Problem requirements — Nothing is to be altered. Print each record in full.

Website and app data records:

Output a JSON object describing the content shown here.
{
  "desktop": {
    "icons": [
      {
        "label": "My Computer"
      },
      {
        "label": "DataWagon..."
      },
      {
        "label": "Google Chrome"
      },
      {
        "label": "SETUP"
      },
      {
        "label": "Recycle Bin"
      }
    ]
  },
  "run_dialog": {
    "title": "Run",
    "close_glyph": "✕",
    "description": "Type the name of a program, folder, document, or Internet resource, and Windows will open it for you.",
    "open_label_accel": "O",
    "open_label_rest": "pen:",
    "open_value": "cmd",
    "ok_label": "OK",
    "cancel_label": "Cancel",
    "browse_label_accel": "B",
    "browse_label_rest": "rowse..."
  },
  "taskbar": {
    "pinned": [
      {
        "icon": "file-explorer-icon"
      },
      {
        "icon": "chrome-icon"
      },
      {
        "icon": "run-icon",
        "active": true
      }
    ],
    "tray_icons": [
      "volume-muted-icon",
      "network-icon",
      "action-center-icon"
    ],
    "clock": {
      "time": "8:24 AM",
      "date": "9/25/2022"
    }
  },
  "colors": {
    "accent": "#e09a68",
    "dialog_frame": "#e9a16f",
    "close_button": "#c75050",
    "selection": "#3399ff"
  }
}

Your solution —
Output a JSON object describing the content shown here.
{
  "desktop": {
    "icons": [
      {
        "label": "My Computer"
      },
      {
        "label": "DataWagon..."
      },
      {
        "label": "Google Chrome"
      },
      {
        "label": "SETUP"
      },
      {
        "label": "Recycle Bin"
      }
    ]
  },
  "run_dialog": {
    "title": "Run",
    "close_glyph": "✕",
    "description": "Type the name of a program, folder, document, or Internet resource, and Windows will open it for you.",
    "open_label_accel": "O",
    "open_label_rest": "pen:",
    "open_value": "cmd",
    "ok_label": "OK",
    "cancel_label": "Cancel",
    "browse_label_accel": "B",
    "browse_label_rest": "rowse..."
  },
  "taskbar": {
    "pinned": [
      {
        "icon": "file-explorer-icon"
      },
      {
        "icon": "chrome-icon"
      },
      {
        "icon": "run-icon",
        "active": true
      }
    ],
    "tray_icons": [
      "volume-muted-icon",
      "network-icon",
      "action-center-icon"
    ],
    "clock": {
      "time": "8:24 AM",
      "date": "9/25/2022"
    }
  },
  "colors": {
    "accent": "#e09a68",
    "dialog_frame": "#e9a16f",
    "close_button": "#c75050",
    "selection": "#3399ff"
  }
}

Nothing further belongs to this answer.